I am a sort of whimsically habitual person. I have these things I do, and it sort of bothers me when I can't do them--but only sometimes. For instance, a couple of days ago, Audrey came to my office and we walked to the Co-Op together for lunch. We were just walking along and I kept bumping her like a herding dog toward the route I wanted to take. She was like, "where are we going?" and I was like "um, across the Varsity lawn, down the left side of Reese Street and up the right side of Pope." There are about nine different ways to get to the Co-Op from my office, and for some reason, I needed to go that way, even if it meant jaywalking like a lunatic. On our way back, Audrey was like "Which way does Crazypants want to go now?" And I thought about it, and was like, "No preference--I really have no opinion at all." And I didn't.

That story was boring--I know that. But it illustrates my point, which is that I am kind of unpredictable, even to myself, even though I eat at the same restaurant every single damn Friday and paint my fingernails a different color every Sunday and Wednesday. And it's good every once in a while to take a look at the stuff you depend on, the stuff you enjoy, the stuff you feel like you need to keep it together, and just let it go for a while. I think we probably understand ourselves better when we do that.

So for this 40 days in the wilderness (starting yesterday), I'm giving some stuff up:

1) Sweet treats--I have a sweet tooth like you wouldn't believe, and if I asked Jesus' advice on this one, he'd probably say "Jesslyn, chill it on the Dairy Queen."

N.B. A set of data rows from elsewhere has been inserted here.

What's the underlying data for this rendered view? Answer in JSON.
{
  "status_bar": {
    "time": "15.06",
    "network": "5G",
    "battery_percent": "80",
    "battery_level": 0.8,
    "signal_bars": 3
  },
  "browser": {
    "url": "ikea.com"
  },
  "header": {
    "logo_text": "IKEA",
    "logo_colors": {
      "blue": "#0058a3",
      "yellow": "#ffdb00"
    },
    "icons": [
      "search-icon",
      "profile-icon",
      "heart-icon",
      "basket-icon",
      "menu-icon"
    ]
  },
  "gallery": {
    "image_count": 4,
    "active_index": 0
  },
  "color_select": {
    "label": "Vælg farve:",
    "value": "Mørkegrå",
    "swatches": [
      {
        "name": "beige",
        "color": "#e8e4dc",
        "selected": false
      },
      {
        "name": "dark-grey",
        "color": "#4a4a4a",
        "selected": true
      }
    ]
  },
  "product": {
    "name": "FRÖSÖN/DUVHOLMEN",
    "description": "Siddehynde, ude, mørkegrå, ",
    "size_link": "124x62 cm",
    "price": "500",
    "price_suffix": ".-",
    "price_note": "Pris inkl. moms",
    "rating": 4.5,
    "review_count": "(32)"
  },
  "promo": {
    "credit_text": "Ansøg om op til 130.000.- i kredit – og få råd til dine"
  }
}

2) Going out to eat. This one's super hard for me for a number of reasons, but especially because this habit overlaps with my inner border collie that I don't totally understand. And if you're doing something you don't fully understand, I think Jesus would probably advise you to cool it for a while. Maybe I'll learn something valuable! Plus I'll save money! Plus maybe I'll learn to cook some new things!

And here's the good news: according to Wikipedia, "the six Sundays of Lent are not counted because each one represents a "mini-Easter"--a celebration of Jesus' victory over sin and death." Mini Easter?! Sign me up! So, I guess I'll be hitting the candy and dining out pretty hard for the next six Sundays.


Special Lenten Update: Bryan has added a special proviso to the eating out restriction! We can eat out when it's necessary for the entertainment of out-of-town guests.

Jesus wouldn't want our guests to suffer at his expense--no sir!

Thursday, March 3, 2011

Strawberry Nonsense

Pretty much everybody I know has an idea for a band: the name, the musical genera, the first album, the hit single, etc. Lane's hair band, Macho Taco, is going to play strictly butt rock. The name of Macho Taco's first album? Mucho Toucho. Bryan has like a ton of band ideas, but the ones that come to mind at this moment are CrapSpasm and Wet Locations. Bryan's band ideas are usually pretty gross.

Audrey and I are starting a band called Strawberry Nonsense. Our first single will be Autistic Squeeze Machine about how we're trying to get prescribed with a hugging machine for autistic people.

Okay so anyway, what's your band name?